My best friend Butch lived across the street from me so we rode the same school bus home each night. When I got my subscription to The Flash, he got one to Mystery in Space which was the home of the elegant Adam Strange strip, which coinkidinkaly featured the same artistic team that held held down the fort at The Flash (I should have subscribed to that book as well, but, somehow at the time that seemed like an outrageously extravagant thing to do). Not only could I not wait for my comic book to arrive each month, but I couldn’t wait for Butch’s either. In fact, he once informed me that I was guilty of a Federal crime because I’d opened his mailed comic before he did. So one night on the bus he informed me that his comic had arrived, and I replied that mine hadn’t. At which point he told me what was on the cover of my magazine. He said that the the Flash was racing to catch bullets that were being fired at a scarecrow from a helicopter. Seems there was a house ad in Mystery in Space billboarding the Flash cover. With this news, my wait became excruciating, but a day or so later I was able to feast my eyes on a gorgeous story called The Doomed Scarecrow.

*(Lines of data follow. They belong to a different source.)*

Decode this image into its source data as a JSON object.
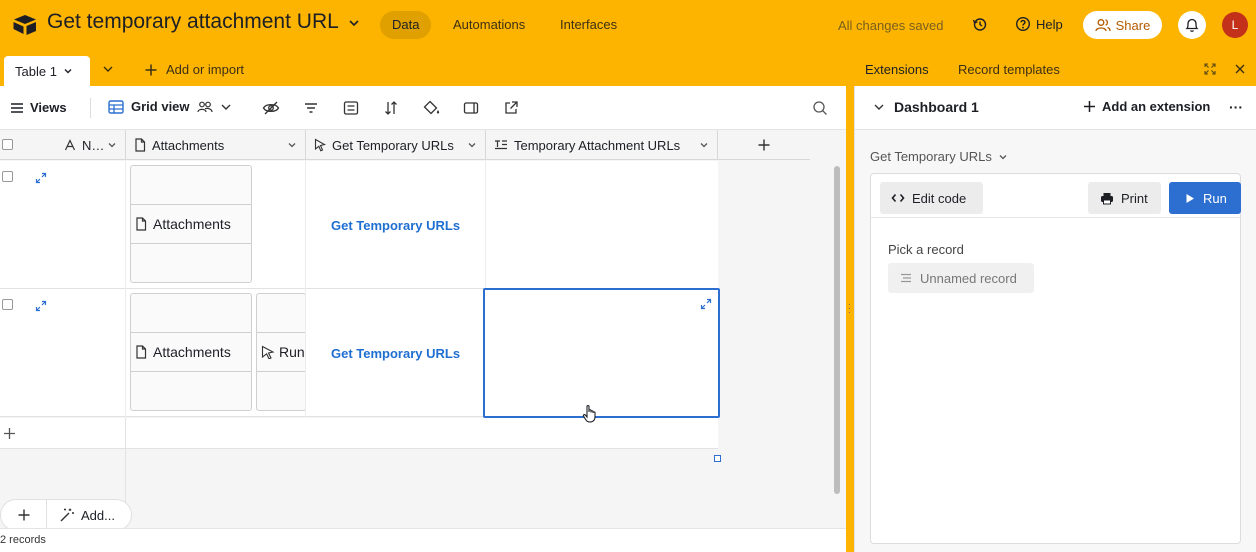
{
  "app": {
    "base_title": "Get temporary attachment URL",
    "tabs": [
      {
        "label": "Data",
        "active": true
      },
      {
        "label": "Automations",
        "active": false
      },
      {
        "label": "Interfaces",
        "active": false
      }
    ],
    "save_status": "All changes saved",
    "help_label": "Help",
    "share_label": "Share",
    "user_initial": "L",
    "brand_color": "#fcb400"
  },
  "table_bar": {
    "table_tab": "Table 1",
    "add_or_import": "Add or import"
  },
  "view_bar": {
    "views_label": "Views",
    "view_name": "Grid view"
  },
  "grid": {
    "columns": [
      {
        "label": "N…",
        "icon": "text-icon"
      },
      {
        "label": "Attachments",
        "icon": "file-icon"
      },
      {
        "label": "Get Temporary URLs",
        "icon": "cursor-icon"
      },
      {
        "label": "Temporary Attachment URLs",
        "icon": "long-text-icon"
      }
    ],
    "rows": [
      {
        "attachments": [
          "Attachments"
        ],
        "button": "Get Temporary URLs",
        "temp_urls": ""
      },
      {
        "attachments": [
          "Attachments",
          "Run"
        ],
        "button": "Get Temporary URLs",
        "temp_urls": ""
      }
    ],
    "add_button_label": "Add...",
    "record_count": "2 records"
  },
  "panel": {
    "tabs": [
      "Extensions",
      "Record templates"
    ],
    "dashboard_title": "Dashboard 1",
    "add_extension_label": "Add an extension",
    "more_label": "···",
    "extension_name": "Get Temporary URLs",
    "edit_code_label": "Edit code",
    "print_label": "Print",
    "run_label": "Run",
    "pick_record_label": "Pick a record",
    "record_placeholder": "Unnamed record",
    "accent_color": "#2d6fd1"
  }
}
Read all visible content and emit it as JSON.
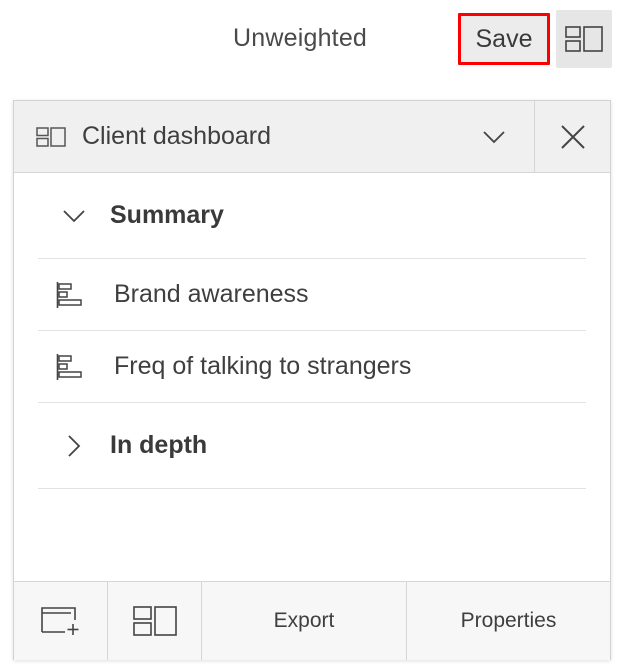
{
  "topbar": {
    "weight_label": "Unweighted",
    "save_label": "Save",
    "layout_toggle_icon": "dashboard-layout-icon",
    "save_highlight_color": "#ff0000"
  },
  "panel": {
    "header": {
      "title": "Client dashboard",
      "title_icon": "dashboard-layout-icon",
      "dropdown_icon": "chevron-down-icon",
      "close_icon": "close-icon"
    },
    "groups": [
      {
        "label": "Summary",
        "expanded": true,
        "items": [
          {
            "label": "Brand awareness",
            "icon": "bar-chart-icon"
          },
          {
            "label": "Freq of talking to strangers",
            "icon": "bar-chart-icon"
          }
        ]
      },
      {
        "label": "In depth",
        "expanded": false,
        "items": []
      }
    ],
    "footer": {
      "new_folder_icon": "add-folder-icon",
      "layout_icon": "dashboard-layout-icon",
      "export_label": "Export",
      "properties_label": "Properties"
    }
  }
}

Infantino/ Anderson art illustrating a story of the Flash in Hollywood as a movie is being made about… The Flash. The scarecrow set-up was merely a scene from the movie where the Flash was doing the super speed stunts. Iris West comes out to cover the movie and there’s a very cool sequence in which the Flash has to race across the country to answer a phone call from Iris to himself as Barry Allen. The west coast setting gives Infantino to really show off his chops with palm tree lined streets and celebrities in the Brown Derby. The plot revolves around the actor playing the Flash in the movie trying to stage “accidents” to bump off the Flash so he can take his place and reap a licensing windfall. It’s a solid piece that’s beautifully executed at every level. I could tell you something else about this story that’s the most superspendifulous thing the whole universe plus some of the folded ones, but, much like I had to wait for this issue, you’re going to have to wait a few Flash Fridays to find out what that is.
The Kid Flash piece in the issue is another small town, small crime haunted house story that does a very good job achieving what’s it’s designed to do. Aided and abetted by some very nice Joe Giella inking that, like I said before, seems suited to this milieu. It revolves around Wally West and another high school fraternity (High school fraternity?) pledge having to spend a night in a haunted house that’s also inhabited by some small town crooks. The Kid captures the crooks and make it into the fraternity badda bing, badda boom. The best part is that it’s the ETA PI fraternity. Gotta love that.